Given that most commentators see heat loss in the wellbore as the biggest hurdle to steam injection into deeper reservoirs, it may be that this realisation alone is reason enough to move the limit deeper for fields with high permeability reservoirs.  In which case Statoil, Xcite et al should maybe skip the rest of this article and fire up their thermal reservoir simulators.

However there is another problem and that is the steam temperature, which increases with pressure. This plot shows the energy in steam versus pressure, you can also work out the water phase and by interpolating between the red isotherms, the temperature. Most steam floods aim to inject a mixture of steam and water with an enthalpy of between 2,000 and 2,500 kJ/kg. At 3000', for a normally pressured reservoir, that equates to 85 bar and 300ºC. In fact it is equivalent to the top of the green box in the enthalpy diagram.

300ºC is hot, but why does 300ºC become a temperature limit? Well it doesn't have to be, but in sourcing potential completion equipment for the Pilot project we have found that there isn't a lot of downhole equipment available at temperatures this high. Some components have been developed for the geothermal industry and have quite high temperature ratings but others lag behind.
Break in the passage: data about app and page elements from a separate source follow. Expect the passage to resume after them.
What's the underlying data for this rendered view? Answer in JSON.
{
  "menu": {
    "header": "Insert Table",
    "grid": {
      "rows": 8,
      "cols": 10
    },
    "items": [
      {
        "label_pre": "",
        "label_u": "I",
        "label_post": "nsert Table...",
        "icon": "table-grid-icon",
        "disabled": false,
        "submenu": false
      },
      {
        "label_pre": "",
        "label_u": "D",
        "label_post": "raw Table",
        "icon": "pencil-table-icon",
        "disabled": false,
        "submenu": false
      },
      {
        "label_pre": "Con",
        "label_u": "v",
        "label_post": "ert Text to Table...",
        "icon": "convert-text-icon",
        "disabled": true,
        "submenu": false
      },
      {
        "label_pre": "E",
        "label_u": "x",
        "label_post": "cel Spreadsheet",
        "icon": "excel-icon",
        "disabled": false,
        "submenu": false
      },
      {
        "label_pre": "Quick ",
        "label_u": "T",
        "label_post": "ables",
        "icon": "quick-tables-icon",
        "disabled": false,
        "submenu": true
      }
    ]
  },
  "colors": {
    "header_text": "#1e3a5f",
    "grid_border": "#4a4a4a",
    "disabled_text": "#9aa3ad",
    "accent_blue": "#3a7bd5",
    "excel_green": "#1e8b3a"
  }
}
So far the highest rated packer we could find could cope with 540ºC, but the best sliding sleeve was rated to 315ºC.

Looking at the enthalpy chart it seems as if temperature climbs very rapidly as pressure increases but while that is true to some extent, the effect is magnified by the fact that on this chart pressure is on a log scale. At 4,500' steam temperature for a normally pressured reservoir would be 338ºC. Given that Schlumberger offer expansion joints and packers rated to 343ºC it may well be that extending the depth limit is just a matter of trying it out with the right equipment in the wells and confirming that the temperature ratings are valid.

Steam temperature vs Reservoir Depth

Steam temperature vs Reservoir Depth

However, as we go deeper, the pressure increases, and the enthalpy of condensation decreases, what that means is that in the reservoir more of the swept zone will be occupied by, admittedly very hot, water and less by steam. The residual oil saturation for steam is less than that for hot water at the same temperature so we would lose some of the possible benefit of steam flooding. That might turn out to be a marginal effect, but it would probably be better if we could find a way to keep more of the fluid we inject into the reservoir in the gas phase.

Co-injecting a non-condensible gas would do just that and as that would also reduce the partial pressure of the steam it would also reduce the steam temperature. But perhaps a better alternative is to co-inject a fluid which is miscible at reservoir conditions. That seems to be a promising approach in its own right: adding about 5% propane or butane to the injected steam can accelerate oil production and reduce the amount of steam which has to be injected by about 30%. There are many trials of this technique underway in Canada.

In fact there seem to be multiple avenues for investigation of what could be the best steam injection strategy for deeper reservoirs, and all of them seem quite promising. Of course not all deeper heavy oil fields will be perfect for steam flood, some have bottom water which can act as a thief to the heat one is trying to inject into the reservoir. But with the advent of horizontal wells with steam injection valves along the wellbore, much more precision in the placement of steam is possible than in the past. That gives us many more tools to control where the heat goes so steam injection could well be feasible in many more fields than people have realised.

If a steam flood is feasible it is best done right from the start of production; all the time and energy expended in performing a conventional waterflood before doing a steam flood is wasted, so best to crank up that reservoir model now. Alternatively, as a first step, come and talk with us about proving that steam flood can work offshore on the one North Sea field that is shallow enough to pass all the conventional screening criteria.